Programs have always been good at dealing with highly structured, very uniform data. They sometime stumble when asked to deal with data that is irregular, unstructured, or otherwise messy in some way. Normalizing data that came from a casual, real-world source where people are allowed to enter free-form text can be tedious and expensive.
A recent story on ReadWriteWeb tells the tale of data scientist Peter Skomorch and his analysis of real-world data taken from LinkedIn. Peter and his colleagues used a processing pipeline which made use of the Amazon Mechanical Turk to tap into what he described as the "human brain-power of thousands of Turks." They were, for example, able to figure out that "IBM", "I.B.M.," and "IBM UK" all referred to the same company.
Earlier, Pete had used this technique to create a view of the locations of thousands of Twitter users; the code for this project can be found here.

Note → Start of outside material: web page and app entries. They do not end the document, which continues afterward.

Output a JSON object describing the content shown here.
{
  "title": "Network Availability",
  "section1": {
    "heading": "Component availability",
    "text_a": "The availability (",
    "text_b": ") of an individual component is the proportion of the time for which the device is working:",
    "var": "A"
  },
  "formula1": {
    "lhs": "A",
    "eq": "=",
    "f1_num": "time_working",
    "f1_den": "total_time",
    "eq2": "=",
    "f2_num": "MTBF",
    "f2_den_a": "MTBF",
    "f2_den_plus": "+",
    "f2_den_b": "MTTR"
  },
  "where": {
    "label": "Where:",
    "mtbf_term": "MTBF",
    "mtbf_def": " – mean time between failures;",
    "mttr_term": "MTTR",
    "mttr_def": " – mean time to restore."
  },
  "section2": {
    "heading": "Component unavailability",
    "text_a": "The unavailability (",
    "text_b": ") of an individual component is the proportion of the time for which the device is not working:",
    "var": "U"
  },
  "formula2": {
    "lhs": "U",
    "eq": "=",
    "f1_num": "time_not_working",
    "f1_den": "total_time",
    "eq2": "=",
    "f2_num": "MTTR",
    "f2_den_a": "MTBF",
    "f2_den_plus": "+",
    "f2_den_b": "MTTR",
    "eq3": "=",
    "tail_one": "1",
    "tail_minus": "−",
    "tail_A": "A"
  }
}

If you are interested in the Amazon Mechanical Turk and other forms of workforce collaboration, you may also find the upcoming Net:Work 2010 conference to be of interest. Sharon Chiarella, VP of the Amazon Mecanical Turk, will be speaking. The conference will be held in San Francisco on December 9th; you can get a $100 discount by clicking here.